Most of you reading with this will enjoy the occasional Taki Mai shot or even regular kava sessions with friends, without having to worry about safety or whether you need to avoid kava.
But there are still the ‘naysayers’ out there who continue to focus on the isolated negative incidents involved with kava rather than the millennia of safe kava use in the South Pacific.
Now kava is becoming more global and is taking its place alongside other herbal supplements and beverages in health stores and supermarkets across the world, it is inevitable that kava is coming under more scrutiny.
This is a good thing – let’s consider it a way for kava to clear its name.
But there are some people who certainly should avoid kava.
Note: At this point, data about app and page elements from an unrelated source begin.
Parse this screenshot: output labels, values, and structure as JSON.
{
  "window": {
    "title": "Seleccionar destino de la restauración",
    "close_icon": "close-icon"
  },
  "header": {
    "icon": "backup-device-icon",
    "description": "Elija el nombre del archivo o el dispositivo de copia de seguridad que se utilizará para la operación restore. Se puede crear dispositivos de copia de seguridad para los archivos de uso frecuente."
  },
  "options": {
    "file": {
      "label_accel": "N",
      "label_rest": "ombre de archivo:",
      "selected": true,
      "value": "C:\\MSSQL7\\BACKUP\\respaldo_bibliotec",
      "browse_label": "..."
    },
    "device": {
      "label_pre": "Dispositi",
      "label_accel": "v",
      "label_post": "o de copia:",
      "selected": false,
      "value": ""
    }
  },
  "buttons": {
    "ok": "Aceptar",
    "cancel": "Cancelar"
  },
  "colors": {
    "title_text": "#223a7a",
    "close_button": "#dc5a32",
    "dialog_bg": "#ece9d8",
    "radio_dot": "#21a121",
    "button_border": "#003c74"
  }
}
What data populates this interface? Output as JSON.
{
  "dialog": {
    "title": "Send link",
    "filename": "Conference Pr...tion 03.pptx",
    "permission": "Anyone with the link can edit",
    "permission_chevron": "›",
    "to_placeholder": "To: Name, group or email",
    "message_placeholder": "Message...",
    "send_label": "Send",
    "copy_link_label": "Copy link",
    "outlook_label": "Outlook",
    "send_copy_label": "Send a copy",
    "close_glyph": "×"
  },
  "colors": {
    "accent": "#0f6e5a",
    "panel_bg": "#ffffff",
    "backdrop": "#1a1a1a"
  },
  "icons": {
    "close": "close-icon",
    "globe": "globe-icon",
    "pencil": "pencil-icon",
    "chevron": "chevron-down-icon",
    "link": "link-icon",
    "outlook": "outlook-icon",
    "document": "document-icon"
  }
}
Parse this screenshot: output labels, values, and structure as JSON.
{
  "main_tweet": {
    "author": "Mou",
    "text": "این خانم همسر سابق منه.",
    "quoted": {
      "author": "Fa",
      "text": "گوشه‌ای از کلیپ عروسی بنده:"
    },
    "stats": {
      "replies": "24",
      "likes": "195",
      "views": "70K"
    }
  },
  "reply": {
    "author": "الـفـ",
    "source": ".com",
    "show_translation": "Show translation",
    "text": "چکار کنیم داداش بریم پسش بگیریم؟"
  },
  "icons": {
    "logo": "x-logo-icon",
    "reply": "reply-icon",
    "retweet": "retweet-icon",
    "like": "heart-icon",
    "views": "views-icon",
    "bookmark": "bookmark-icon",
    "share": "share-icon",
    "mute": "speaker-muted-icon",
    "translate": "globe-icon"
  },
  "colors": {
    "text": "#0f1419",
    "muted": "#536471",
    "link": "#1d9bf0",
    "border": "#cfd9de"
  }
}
Below we briefly consider who should NOT be sitting by the kava bowl.
Avoid kava if you…
Let’s first make it clear that kava is non-addictive, has proven ability to relax and de-stress you, and has been used safely for millennia to treat a wide range of ailments and at social gatherings and ceremonies in the South Pacific.
Kava is well-known for its treatment of mild anxiety but those with severe depression should avoid taking it.
While it is worth noting that no study has ever proven a link between liver toxicity and kava, rare cases of liver problems have been reported, as you are probably aware from the so-called ‘European kava ban’ from previous years. Kava is best avoided totally if you have pre-existing liver problems. It is not known precisely why the cases of liver toxicity in Europe occurred, but it is suspected that sub-standard kava was used.
Putting this problem into context, the amount of people with liver problems as a result of kava usage would be a dot on the landscape of those who suffer liver problems from alcohol usage.
…which brings us to another category of people who should avoid kava. It’s best never to mix kava with alcohol, benzodiazepine, or SSRI usage. It’s also best avoided if you are taking prescription monoamine oxidase inhibitors (MAOIs).
Pregnant or nursing women are also advised to avoid kava altogether, as are children under the age of 18 and anyone who is due to have surgery.
Kava is sometimes associated with dry, yellowish, scaly skin, but this is usually only in users who take large amount of kava, or indulge in particularly strong, low-grade strains of kava.
A few shots of elite Taki Mai kava are very unlikely to cause any problems. So enjoy!